• _Task brief_
The records below must be repeated exactly, but without their pictures.

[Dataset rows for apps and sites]
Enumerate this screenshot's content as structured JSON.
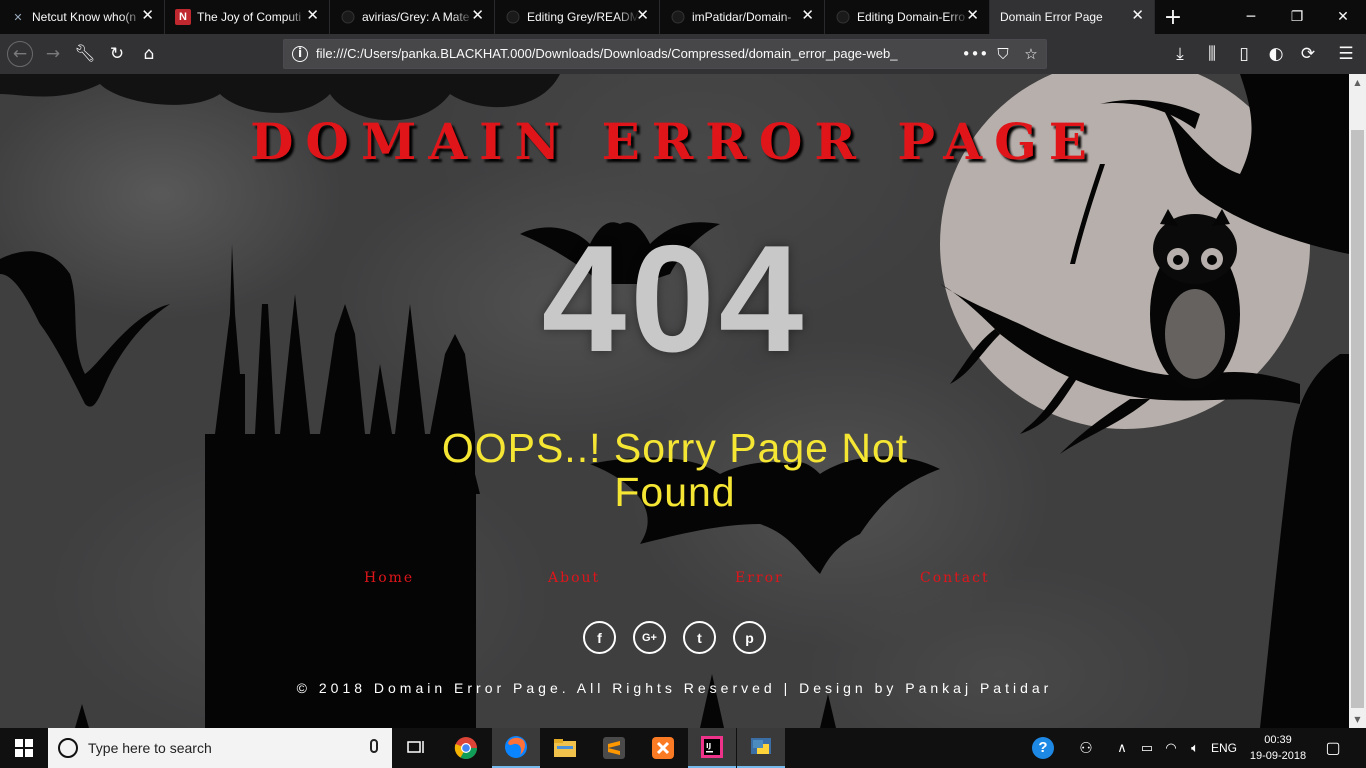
{
  "browser": {
    "tabs": [
      {
        "title": "Netcut Know who(n",
        "favicon": "netcut-icon"
      },
      {
        "title": "The Joy of Computi",
        "favicon": "notion-n-icon"
      },
      {
        "title": "avirias/Grey: A Mate",
        "favicon": "github-icon"
      },
      {
        "title": "Editing Grey/READM",
        "favicon": "github-icon"
      },
      {
        "title": "imPatidar/Domain-",
        "favicon": "github-icon"
      },
      {
        "title": "Editing Domain-Erro",
        "favicon": "github-icon"
      },
      {
        "title": "Domain Error Page",
        "favicon": "none",
        "active": true
      }
    ],
    "url": "file:///C:/Users/panka.BLACKHAT.000/Downloads/Downloads/Compressed/domain_error_page-web_"
  },
  "page": {
    "heading": "DOMAIN ERROR PAGE",
    "code": "404",
    "message": "OOPS..! Sorry Page Not Found",
    "menu": [
      "Home",
      "About",
      "Error",
      "Contact"
    ],
    "social": [
      "facebook-icon",
      "google-plus-icon",
      "twitter-icon",
      "pinterest-icon"
    ],
    "social_glyphs": [
      "f",
      "G+",
      "t",
      "p"
    ],
    "footer": "© 2018 Domain Error Page. All Rights Reserved | Design by Pankaj Patidar",
    "colors": {
      "heading": "#e0151a",
      "code": "#c8c8c8",
      "message": "#f5e634",
      "menu": "#e0151a"
    }
  },
  "taskbar": {
    "search_placeholder": "Type here to search",
    "apps": [
      "task-view-icon",
      "chrome-icon",
      "firefox-icon",
      "file-explorer-icon",
      "sublime-text-icon",
      "xampp-icon",
      "intellij-icon",
      "python-icon"
    ],
    "tray": {
      "language": "ENG",
      "time": "00:39",
      "date": "19-09-2018"
    }
  }
}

• _Answer to the exercise_
Enumerate this screenshot's content as structured JSON.
{
  "browser": {
    "tabs": [
      {
        "title": "Netcut Know who(n",
        "favicon": "netcut-icon"
      },
      {
        "title": "The Joy of Computi",
        "favicon": "notion-n-icon"
      },
      {
        "title": "avirias/Grey: A Mate",
        "favicon": "github-icon"
      },
      {
        "title": "Editing Grey/READM",
        "favicon": "github-icon"
      },
      {
        "title": "imPatidar/Domain-",
        "favicon": "github-icon"
      },
      {
        "title": "Editing Domain-Erro",
        "favicon": "github-icon"
      },
      {
        "title": "Domain Error Page",
        "favicon": "none",
        "active": true
      }
    ],
    "url": "file:///C:/Users/panka.BLACKHAT.000/Downloads/Downloads/Compressed/domain_error_page-web_"
  },
  "page": {
    "heading": "DOMAIN ERROR PAGE",
    "code": "404",
    "message": "OOPS..! Sorry Page Not Found",
    "menu": [
      "Home",
      "About",
      "Error",
      "Contact"
    ],
    "social": [
      "facebook-icon",
      "google-plus-icon",
      "twitter-icon",
      "pinterest-icon"
    ],
    "social_glyphs": [
      "f",
      "G+",
      "t",
      "p"
    ],
    "footer": "© 2018 Domain Error Page. All Rights Reserved | Design by Pankaj Patidar",
    "colors": {
      "heading": "#e0151a",
      "code": "#c8c8c8",
      "message": "#f5e634",
      "menu": "#e0151a"
    }
  },
  "taskbar": {
    "search_placeholder": "Type here to search",
    "apps": [
      "task-view-icon",
      "chrome-icon",
      "firefox-icon",
      "file-explorer-icon",
      "sublime-text-icon",
      "xampp-icon",
      "intellij-icon",
      "python-icon"
    ],
    "tray": {
      "language": "ENG",
      "time": "00:39",
      "date": "19-09-2018"
    }
  }
}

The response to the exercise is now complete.